 Most practice owners fail to understand that most jobs that their employees carry out on a daily basis are intertwined with cybersecurity, thereby implementing cybersecurity policies only adds to their workload. For instance, some cybersecurity policies hinder the productivity of employees, and compliance with these policies means that the employees have to do an extra shift on top of what they are hired to do, increasing room for errors.

 Also, most veterinary practices do not incentivize cybersecurity policies compliance, alongside other performance metrics, thereby most employees want to do their jobs as fast as possible to meet their goals, increasing the chances of them violating cybersecurity policies.

Solutions to solving cybersecurity violations

Practice owners need to come up with better policies that incentivize their employees to follow policies. This includes realizing that some job designs in their veterinary practices are intertwined with cybersecurity, which adds more workload to employees, and can result in them compromising the policies in a bid to be more productive.

 Cybersecurity experts should also come up with better policies and training of employees is paramount in ensuring that these policies are not violated. In most instances where policies are violated, it is not done out of malice, and hence policies should not be made to punish but to prevent employees from making mistakes that can lead to cyber attacks.

Need help creating a better cyber security policy in your veterinary hospital?

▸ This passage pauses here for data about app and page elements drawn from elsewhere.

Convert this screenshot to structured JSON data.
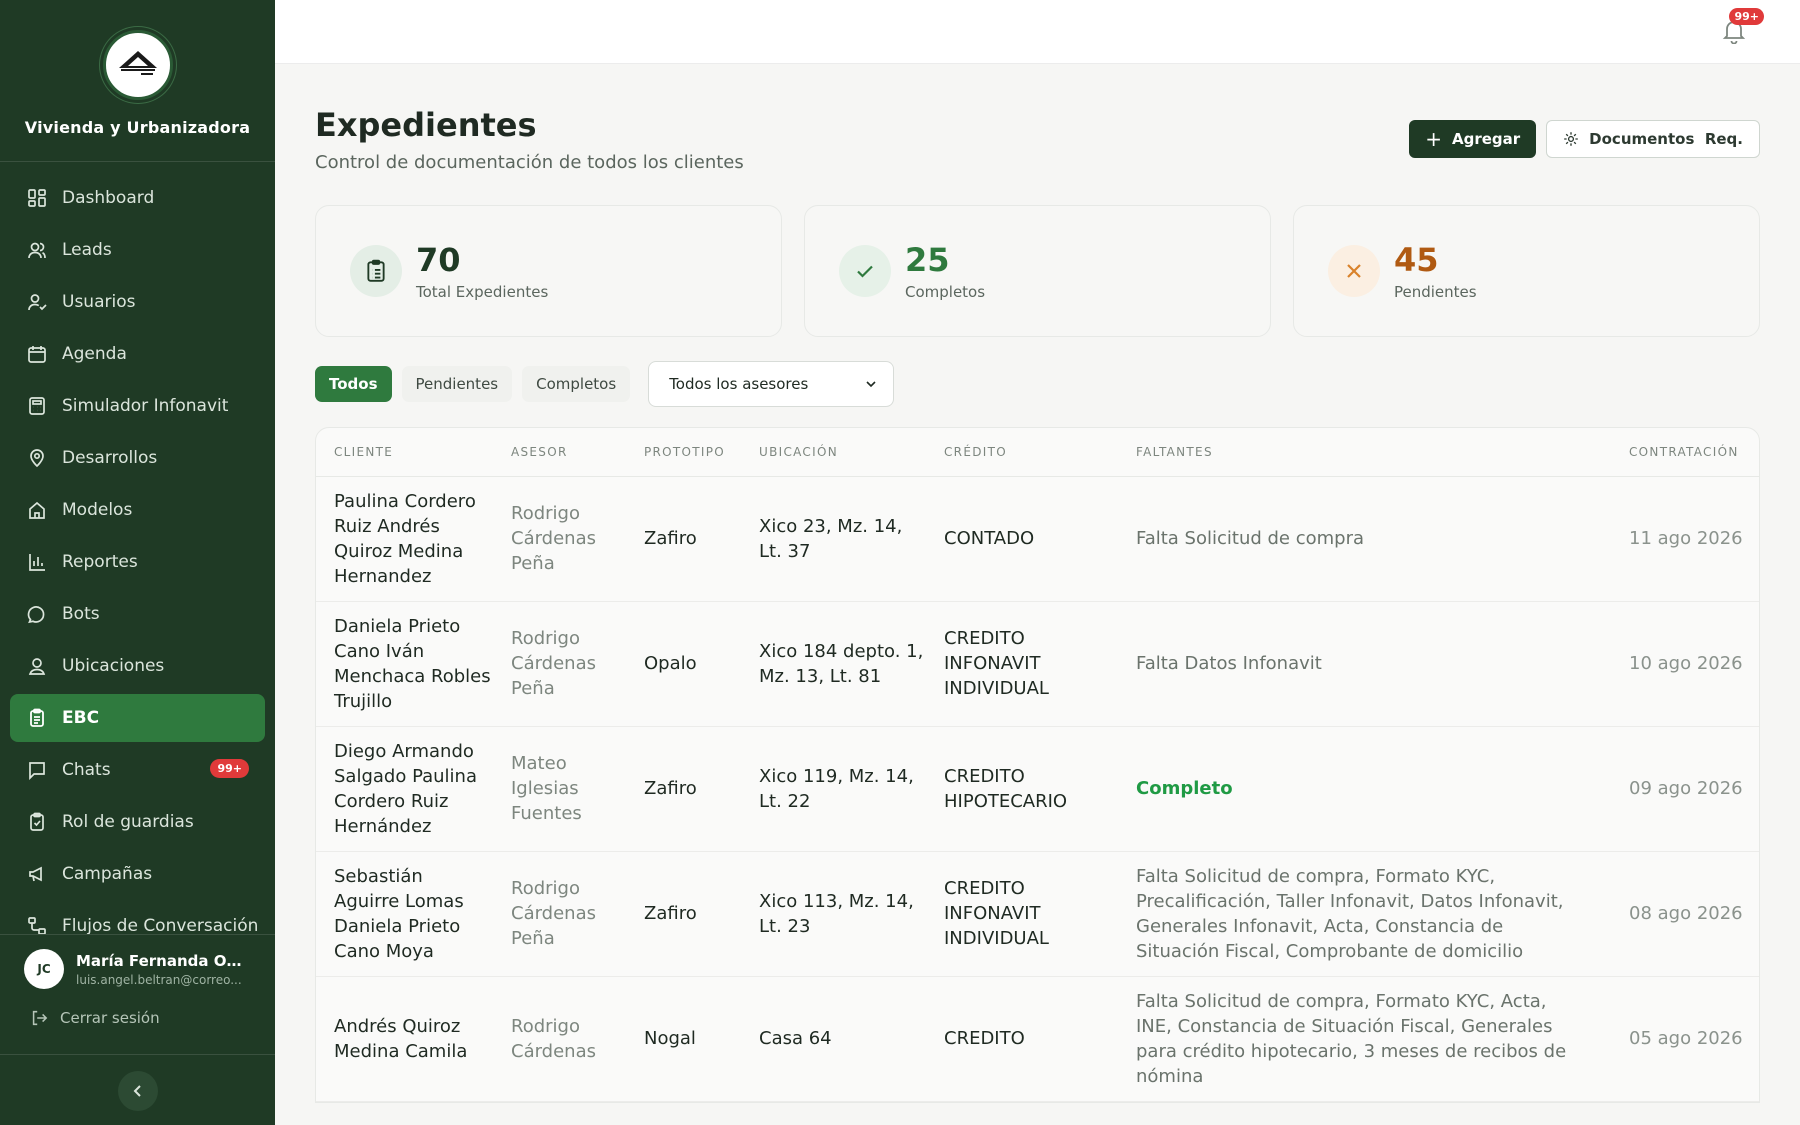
{
  "brand": {
    "name": "Vivienda y Urbanizadora"
  },
  "sidebar": {
    "items": [
      {
        "label": "Dashboard",
        "icon": "dashboard-icon"
      },
      {
        "label": "Leads",
        "icon": "users-icon"
      },
      {
        "label": "Usuarios",
        "icon": "user-check-icon"
      },
      {
        "label": "Agenda",
        "icon": "calendar-icon"
      },
      {
        "label": "Simulador Infonavit",
        "icon": "calculator-icon"
      },
      {
        "label": "Desarrollos",
        "icon": "map-pin-icon"
      },
      {
        "label": "Modelos",
        "icon": "house-icon"
      },
      {
        "label": "Reportes",
        "icon": "bar-chart-icon"
      },
      {
        "label": "Bots",
        "icon": "message-circle-icon"
      },
      {
        "label": "Ubicaciones",
        "icon": "user-location-icon"
      },
      {
        "label": "EBC",
        "icon": "clipboard-icon"
      },
      {
        "label": "Chats",
        "icon": "message-square-icon",
        "badge": "99+"
      },
      {
        "label": "Rol de guardias",
        "icon": "clipboard-check-icon"
      },
      {
        "label": "Campañas",
        "icon": "megaphone-icon"
      },
      {
        "label": "Flujos de Conversación",
        "icon": "workflow-icon"
      }
    ],
    "user": {
      "initials": "JC",
      "name": "María Fernanda Orte...",
      "email": "luis.angel.beltran@correo..."
    },
    "logout_label": "Cerrar sesión"
  },
  "topbar": {
    "notification_badge": "99+"
  },
  "page": {
    "title": "Expedientes",
    "subtitle": "Control de documentación de todos los clientes",
    "add_label": "Agregar",
    "docs_label": "Documentos  Req."
  },
  "stats": [
    {
      "value": "70",
      "label": "Total Expedientes",
      "color": "#1f3a25"
    },
    {
      "value": "25",
      "label": "Completos",
      "color": "#2f7a3e"
    },
    {
      "value": "45",
      "label": "Pendientes",
      "color": "#b05a12"
    }
  ],
  "filters": {
    "tabs": [
      "Todos",
      "Pendientes",
      "Completos"
    ],
    "asesor_select": "Todos los asesores"
  },
  "table": {
    "columns": [
      "CLIENTE",
      "ASESOR",
      "PROTOTIPO",
      "UBICACIÓN",
      "CRÉDITO",
      "FALTANTES",
      "CONTRATACIÓN"
    ],
    "rows": [
      {
        "cliente": "Paulina Cordero Ruiz Andrés Quiroz Medina Hernandez",
        "asesor": "Rodrigo Cárdenas Peña",
        "prototipo": "Zafiro",
        "ubicacion": "Xico 23, Mz. 14, Lt. 37",
        "credito": "CONTADO",
        "faltantes": "Falta Solicitud de compra",
        "contratacion": "11 ago 2026"
      },
      {
        "cliente": "Daniela Prieto Cano Iván Menchaca Robles Trujillo",
        "asesor": "Rodrigo Cárdenas Peña",
        "prototipo": "Opalo",
        "ubicacion": "Xico 184 depto. 1, Mz. 13, Lt. 81",
        "credito": "CREDITO INFONAVIT INDIVIDUAL",
        "faltantes": "Falta Datos Infonavit",
        "contratacion": "10 ago 2026"
      },
      {
        "cliente": "Diego Armando Salgado Paulina Cordero Ruiz Hernández",
        "asesor": "Mateo Iglesias Fuentes",
        "prototipo": "Zafiro",
        "ubicacion": "Xico 119, Mz. 14, Lt. 22",
        "credito": "CREDITO HIPOTECARIO",
        "faltantes": "Completo",
        "contratacion": "09 ago 2026"
      },
      {
        "cliente": "Sebastián Aguirre Lomas Daniela Prieto Cano Moya",
        "asesor": "Rodrigo Cárdenas Peña",
        "prototipo": "Zafiro",
        "ubicacion": "Xico 113, Mz. 14, Lt. 23",
        "credito": "CREDITO INFONAVIT INDIVIDUAL",
        "faltantes": "Falta Solicitud de compra, Formato KYC, Precalificación, Taller Infonavit, Datos Infonavit, Generales Infonavit, Acta, Constancia de Situación Fiscal, Comprobante de domicilio",
        "contratacion": "08 ago 2026"
      },
      {
        "cliente": "Andrés Quiroz Medina Camila",
        "asesor": "Rodrigo Cárdenas",
        "prototipo": "Nogal",
        "ubicacion": "Casa 64",
        "credito": "CREDITO",
        "faltantes": "Falta Solicitud de compra, Formato KYC, Acta, INE, Constancia de Situación Fiscal, Generales para crédito hipotecario, 3 meses de recibos de nómina",
        "contratacion": "05 ago 2026"
      }
    ]
  }
}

Schedule a FREE Call today to see how Lucca Veterinary Data Security can help you and your staff stay safe and productive!

Submit questions for our upcoming webinar aiming to demystify the complex world of veterinary technology!

Learn More